Editor | Fiction
Nineteenth century Tibet was an unknown entity, a complete geographical mystery to the West. Where did its capital city Lhasa lie? Which rivers, lakes and mountains stretched across this land? Where were its fabled monasteries and legendary goldfields? And did the magical flying lamas actually exist?
It was next to impossible for a white man to enter this rigorously guarded territory. And so was chosen an Indian explorer from the mountains of Kumaon—Nain Singh Rawat. Trekking across this unknown country with deliberately measured steps, he risked life and limb and donned innumerable disguises as he surveyed vast expanses and identified countless villages, cities and people along his route. From putting Lhasa on the world map and tracking the course of the Brahmaputra or Tsangpo as it was called in Tibet, his eventful and often arduous travels led to his name being permanently engraved in the annals of both Indian and world exploration.

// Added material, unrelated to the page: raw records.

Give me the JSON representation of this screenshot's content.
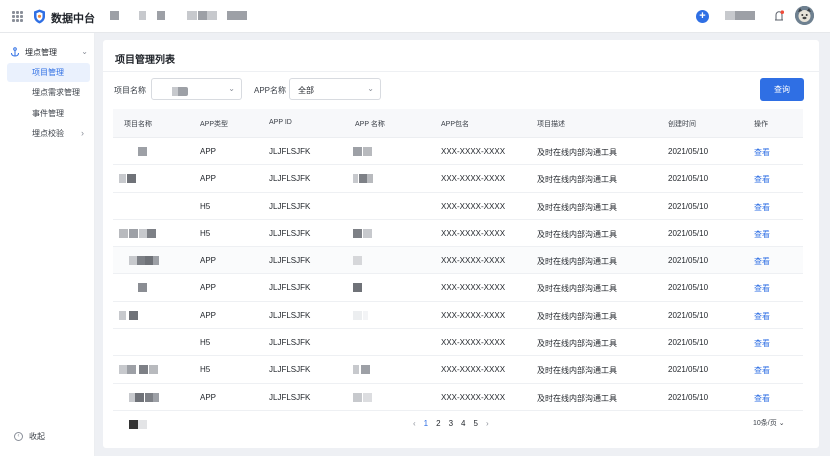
{
  "brand": {
    "title": "数据中台"
  },
  "sidebar": {
    "group_label": "埋点管理",
    "items": [
      {
        "label": "项目管理",
        "active": true
      },
      {
        "label": "埋点需求管理",
        "active": false
      },
      {
        "label": "事件管理",
        "active": false
      },
      {
        "label": "埋点校验",
        "active": false
      }
    ],
    "collapse_label": "收起"
  },
  "page": {
    "title": "项目管理列表"
  },
  "filters": {
    "project_name_label": "项目名称",
    "app_name_label": "APP名称",
    "app_name_value": "全部",
    "query_button": "查询"
  },
  "table": {
    "columns": [
      "项目名称",
      "APP类型",
      "APP ID",
      "APP 名称",
      "APP包名",
      "项目描述",
      "创建时间",
      "操作"
    ],
    "rows": [
      {
        "type": "APP",
        "app_id": "JLJFLSJFK",
        "pkg": "XXX-XXXX-XXXX",
        "desc": "及时在线内部沟通工具",
        "created": "2021/05/10",
        "action": "查看"
      },
      {
        "type": "APP",
        "app_id": "JLJFLSJFK",
        "pkg": "XXX-XXXX-XXXX",
        "desc": "及时在线内部沟通工具",
        "created": "2021/05/10",
        "action": "查看"
      },
      {
        "type": "H5",
        "app_id": "JLJFLSJFK",
        "pkg": "XXX-XXXX-XXXX",
        "desc": "及时在线内部沟通工具",
        "created": "2021/05/10",
        "action": "查看"
      },
      {
        "type": "H5",
        "app_id": "JLJFLSJFK",
        "pkg": "XXX-XXXX-XXXX",
        "desc": "及时在线内部沟通工具",
        "created": "2021/05/10",
        "action": "查看"
      },
      {
        "type": "APP",
        "app_id": "JLJFLSJFK",
        "pkg": "XXX-XXXX-XXXX",
        "desc": "及时在线内部沟通工具",
        "created": "2021/05/10",
        "action": "查看"
      },
      {
        "type": "APP",
        "app_id": "JLJFLSJFK",
        "pkg": "XXX-XXXX-XXXX",
        "desc": "及时在线内部沟通工具",
        "created": "2021/05/10",
        "action": "查看"
      },
      {
        "type": "APP",
        "app_id": "JLJFLSJFK",
        "pkg": "XXX-XXXX-XXXX",
        "desc": "及时在线内部沟通工具",
        "created": "2021/05/10",
        "action": "查看"
      },
      {
        "type": "H5",
        "app_id": "JLJFLSJFK",
        "pkg": "XXX-XXXX-XXXX",
        "desc": "及时在线内部沟通工具",
        "created": "2021/05/10",
        "action": "查看"
      },
      {
        "type": "H5",
        "app_id": "JLJFLSJFK",
        "pkg": "XXX-XXXX-XXXX",
        "desc": "及时在线内部沟通工具",
        "created": "2021/05/10",
        "action": "查看"
      },
      {
        "type": "APP",
        "app_id": "JLJFLSJFK",
        "pkg": "XXX-XXXX-XXXX",
        "desc": "及时在线内部沟通工具",
        "created": "2021/05/10",
        "action": "查看"
      }
    ]
  },
  "pagination": {
    "prev": "‹",
    "pages": [
      "1",
      "2",
      "3",
      "4",
      "5"
    ],
    "current": "1",
    "next": "›",
    "page_size": "10条/页"
  },
  "colors": {
    "primary": "#2f6fe4",
    "active_bg": "#eaf1fd"
  },
  "icons": {
    "apps": "grid-icon",
    "logo": "shield-logo-icon",
    "add": "plus-icon",
    "notify": "bell-icon",
    "menu": "anchor-icon",
    "collapse": "collapse-icon"
  }
}
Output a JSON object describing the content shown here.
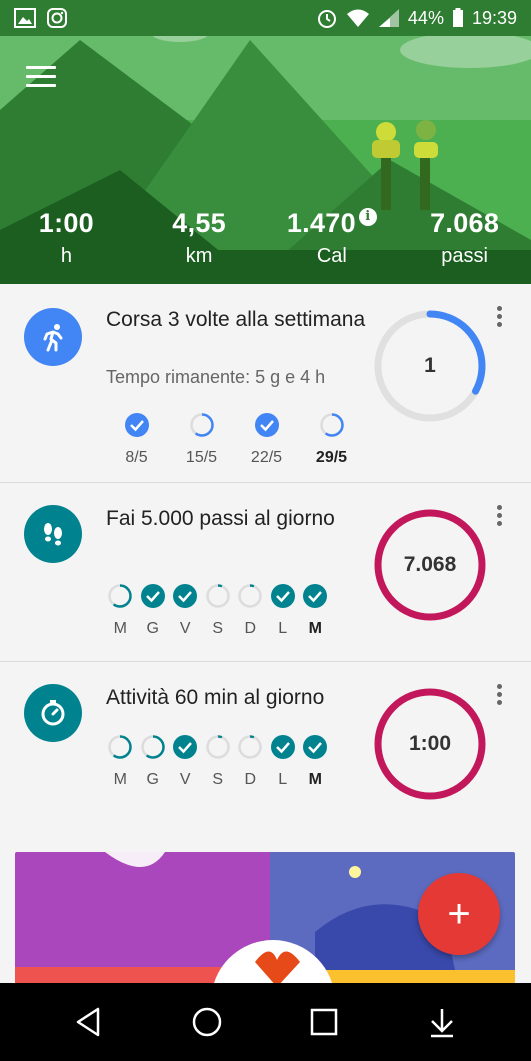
{
  "status_bar": {
    "battery": "44%",
    "time": "19:39"
  },
  "stats": [
    {
      "value": "1:00",
      "label": "h"
    },
    {
      "value": "4,55",
      "label": "km"
    },
    {
      "value": "1.470",
      "label": "Cal"
    },
    {
      "value": "7.068",
      "label": "passi"
    }
  ],
  "goals": [
    {
      "title": "Corsa 3 volte alla settimana",
      "subtitle": "Tempo rimanente: 5 g e 4 h",
      "ring_value": "1",
      "ring_color": "#4285f4",
      "ring_progress": 0.33,
      "days": [
        {
          "label": "8/5",
          "state": "done"
        },
        {
          "label": "15/5",
          "state": "partial"
        },
        {
          "label": "22/5",
          "state": "done"
        },
        {
          "label": "29/5",
          "state": "partial",
          "bold": true
        }
      ]
    },
    {
      "title": "Fai 5.000 passi al giorno",
      "ring_value": "7.068",
      "ring_color": "#c2185b",
      "ring_progress": 1.0,
      "days": [
        {
          "label": "M",
          "state": "partial"
        },
        {
          "label": "G",
          "state": "done"
        },
        {
          "label": "V",
          "state": "done"
        },
        {
          "label": "S",
          "state": "empty"
        },
        {
          "label": "D",
          "state": "empty"
        },
        {
          "label": "L",
          "state": "done"
        },
        {
          "label": "M",
          "state": "done",
          "bold": true
        }
      ]
    },
    {
      "title": "Attività 60 min al giorno",
      "ring_value": "1:00",
      "ring_color": "#c2185b",
      "ring_progress": 1.0,
      "days": [
        {
          "label": "M",
          "state": "partial"
        },
        {
          "label": "G",
          "state": "partial"
        },
        {
          "label": "V",
          "state": "done"
        },
        {
          "label": "S",
          "state": "empty"
        },
        {
          "label": "D",
          "state": "empty"
        },
        {
          "label": "L",
          "state": "done"
        },
        {
          "label": "M",
          "state": "done",
          "bold": true
        }
      ]
    }
  ],
  "colors": {
    "header_green": "#2e7d32",
    "goal_teal": "#00838f",
    "run_blue": "#4285f4",
    "fab_red": "#e53935"
  },
  "icons": {
    "menu": "hamburger-icon",
    "goal_1": "running-icon",
    "goal_2": "footsteps-icon",
    "goal_3": "timer-icon",
    "fab": "plus-icon"
  },
  "fab_label": "+"
}
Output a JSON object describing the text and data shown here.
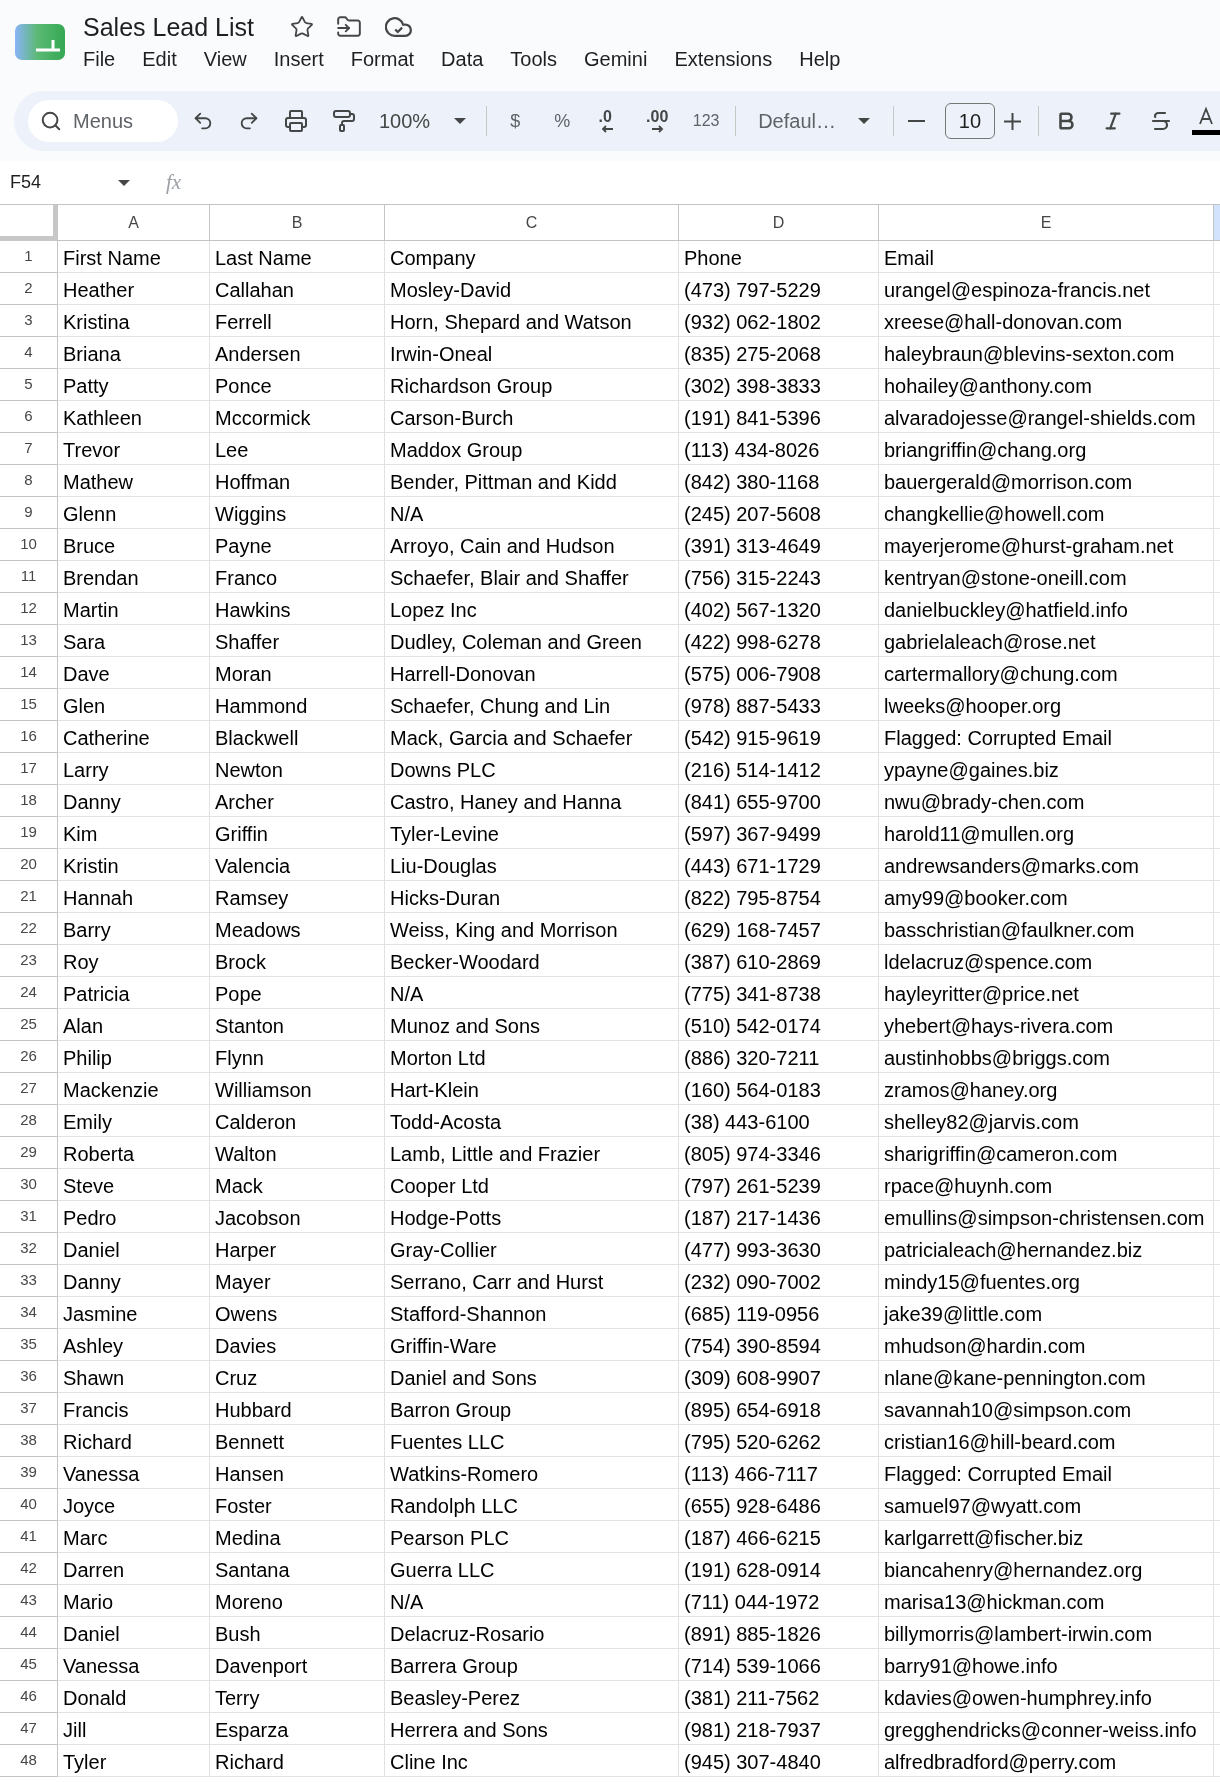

Base on his actual diaries, this gripping narrative is also a tribute to the indomitable spirit of this fascinating man who rose from being an impoverished village schoolteacher to a legendary hero.
About the author
Author, poet and translator, Deepa Agarwal grew up in the pristine Kumaoni region in the foothills of the Himalayas. She writes for both children and adults and has over fifty published books to her credit, including Puffin Classics: Chandrakanta and Listen, O King! Five-and-Twenty-Tales of Vikram and the Vetal. A frequent contributor to magazines and journals in India and abroad, she has edited, compiled, and contributed to several anthologies. Among other awards, she received the NCERT National Award for Children’s Literature in 1993 for her picture book Ashok’s New Friends, while her historical fiction Caravan to Tibet was on the 2008 IBBY (International Board on Books for Young People) Honour List. Her works have been translated into several Indian and foreign languages.